▶ [What needs to be done]: Take each line of the listing that has the string "FlowNote" and report it.

▶ [Given records]:

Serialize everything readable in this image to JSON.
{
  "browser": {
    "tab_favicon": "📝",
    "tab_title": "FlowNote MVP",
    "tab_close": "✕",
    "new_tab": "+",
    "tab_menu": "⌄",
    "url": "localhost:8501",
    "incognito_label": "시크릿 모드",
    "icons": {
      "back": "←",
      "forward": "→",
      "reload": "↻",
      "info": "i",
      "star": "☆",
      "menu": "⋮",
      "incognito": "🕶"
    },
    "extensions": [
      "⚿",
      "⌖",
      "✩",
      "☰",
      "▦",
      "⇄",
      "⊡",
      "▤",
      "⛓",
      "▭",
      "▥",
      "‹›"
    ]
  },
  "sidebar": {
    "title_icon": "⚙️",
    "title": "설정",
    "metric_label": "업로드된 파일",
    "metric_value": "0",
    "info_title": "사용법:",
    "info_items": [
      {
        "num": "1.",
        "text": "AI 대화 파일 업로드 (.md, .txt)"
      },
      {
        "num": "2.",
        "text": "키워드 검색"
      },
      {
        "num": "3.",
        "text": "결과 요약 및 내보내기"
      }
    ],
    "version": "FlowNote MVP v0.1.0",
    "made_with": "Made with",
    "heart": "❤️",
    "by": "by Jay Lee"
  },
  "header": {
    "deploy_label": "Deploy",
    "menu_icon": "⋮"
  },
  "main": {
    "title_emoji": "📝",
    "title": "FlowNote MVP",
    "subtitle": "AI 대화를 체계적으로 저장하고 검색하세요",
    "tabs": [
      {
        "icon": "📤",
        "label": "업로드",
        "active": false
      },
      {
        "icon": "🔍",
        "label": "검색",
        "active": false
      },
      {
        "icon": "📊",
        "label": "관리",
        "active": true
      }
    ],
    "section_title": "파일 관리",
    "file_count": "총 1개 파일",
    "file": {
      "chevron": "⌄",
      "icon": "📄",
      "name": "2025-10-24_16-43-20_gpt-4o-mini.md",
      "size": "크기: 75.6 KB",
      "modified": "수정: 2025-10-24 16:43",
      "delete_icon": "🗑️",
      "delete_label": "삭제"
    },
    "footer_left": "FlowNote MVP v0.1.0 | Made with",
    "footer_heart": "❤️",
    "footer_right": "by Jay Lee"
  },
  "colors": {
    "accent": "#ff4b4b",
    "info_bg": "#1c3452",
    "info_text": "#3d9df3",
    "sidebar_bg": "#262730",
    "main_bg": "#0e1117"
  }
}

▶ [Exercise solution]:
    "tab_title": "FlowNote MVP",
    "version": "FlowNote MVP v0.1.0",
    "title": "FlowNote MVP",
    "footer_left": "FlowNote MVP v0.1.0 | Made with",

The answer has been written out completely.